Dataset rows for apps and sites
◆ ◆ ◆

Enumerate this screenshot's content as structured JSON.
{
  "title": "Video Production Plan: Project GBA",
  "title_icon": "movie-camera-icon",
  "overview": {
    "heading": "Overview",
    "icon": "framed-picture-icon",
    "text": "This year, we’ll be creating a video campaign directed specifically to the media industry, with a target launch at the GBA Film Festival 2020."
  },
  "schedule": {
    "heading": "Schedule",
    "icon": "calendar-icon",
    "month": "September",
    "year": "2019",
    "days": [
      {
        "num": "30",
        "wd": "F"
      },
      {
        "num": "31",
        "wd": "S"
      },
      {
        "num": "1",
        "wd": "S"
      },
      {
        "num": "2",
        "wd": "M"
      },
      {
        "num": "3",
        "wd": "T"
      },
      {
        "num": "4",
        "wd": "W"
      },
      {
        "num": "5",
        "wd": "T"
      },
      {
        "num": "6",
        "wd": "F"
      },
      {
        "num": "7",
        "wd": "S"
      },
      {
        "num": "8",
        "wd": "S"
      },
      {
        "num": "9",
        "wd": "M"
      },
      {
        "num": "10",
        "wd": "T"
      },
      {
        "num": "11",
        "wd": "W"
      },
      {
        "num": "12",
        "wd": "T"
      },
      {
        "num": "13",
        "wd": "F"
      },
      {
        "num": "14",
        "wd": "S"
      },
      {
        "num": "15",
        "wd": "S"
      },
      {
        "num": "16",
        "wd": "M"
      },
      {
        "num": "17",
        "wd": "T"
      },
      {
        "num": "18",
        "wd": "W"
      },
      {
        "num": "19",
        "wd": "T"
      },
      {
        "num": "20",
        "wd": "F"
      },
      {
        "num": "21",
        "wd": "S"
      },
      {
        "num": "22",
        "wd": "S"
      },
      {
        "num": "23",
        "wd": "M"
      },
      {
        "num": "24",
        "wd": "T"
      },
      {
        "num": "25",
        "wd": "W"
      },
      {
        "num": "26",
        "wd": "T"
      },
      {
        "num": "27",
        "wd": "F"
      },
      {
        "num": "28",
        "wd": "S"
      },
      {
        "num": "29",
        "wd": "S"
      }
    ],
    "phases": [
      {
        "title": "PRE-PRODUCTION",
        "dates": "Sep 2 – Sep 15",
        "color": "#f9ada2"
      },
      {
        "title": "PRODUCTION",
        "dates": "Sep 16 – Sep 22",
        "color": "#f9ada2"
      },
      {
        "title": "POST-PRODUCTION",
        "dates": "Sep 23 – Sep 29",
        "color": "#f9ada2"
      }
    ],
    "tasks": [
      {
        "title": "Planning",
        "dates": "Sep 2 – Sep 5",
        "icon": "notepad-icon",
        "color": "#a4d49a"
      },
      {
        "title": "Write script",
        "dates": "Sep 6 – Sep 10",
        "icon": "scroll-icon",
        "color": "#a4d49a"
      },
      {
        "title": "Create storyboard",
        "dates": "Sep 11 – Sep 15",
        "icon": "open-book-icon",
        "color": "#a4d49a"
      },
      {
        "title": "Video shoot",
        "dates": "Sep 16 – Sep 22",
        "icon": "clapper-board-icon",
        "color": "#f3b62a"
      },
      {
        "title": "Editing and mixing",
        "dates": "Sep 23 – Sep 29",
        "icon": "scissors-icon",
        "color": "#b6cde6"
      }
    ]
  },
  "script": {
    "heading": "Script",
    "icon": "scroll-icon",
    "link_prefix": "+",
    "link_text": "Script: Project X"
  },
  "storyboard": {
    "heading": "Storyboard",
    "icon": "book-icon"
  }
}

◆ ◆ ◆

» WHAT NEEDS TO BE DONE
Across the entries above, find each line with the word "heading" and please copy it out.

» SOLUTION FOR THIS PROBLEM
    "heading": "Overview",
    "heading": "Schedule",
    "heading": "Script",
    "heading": "Storyboard",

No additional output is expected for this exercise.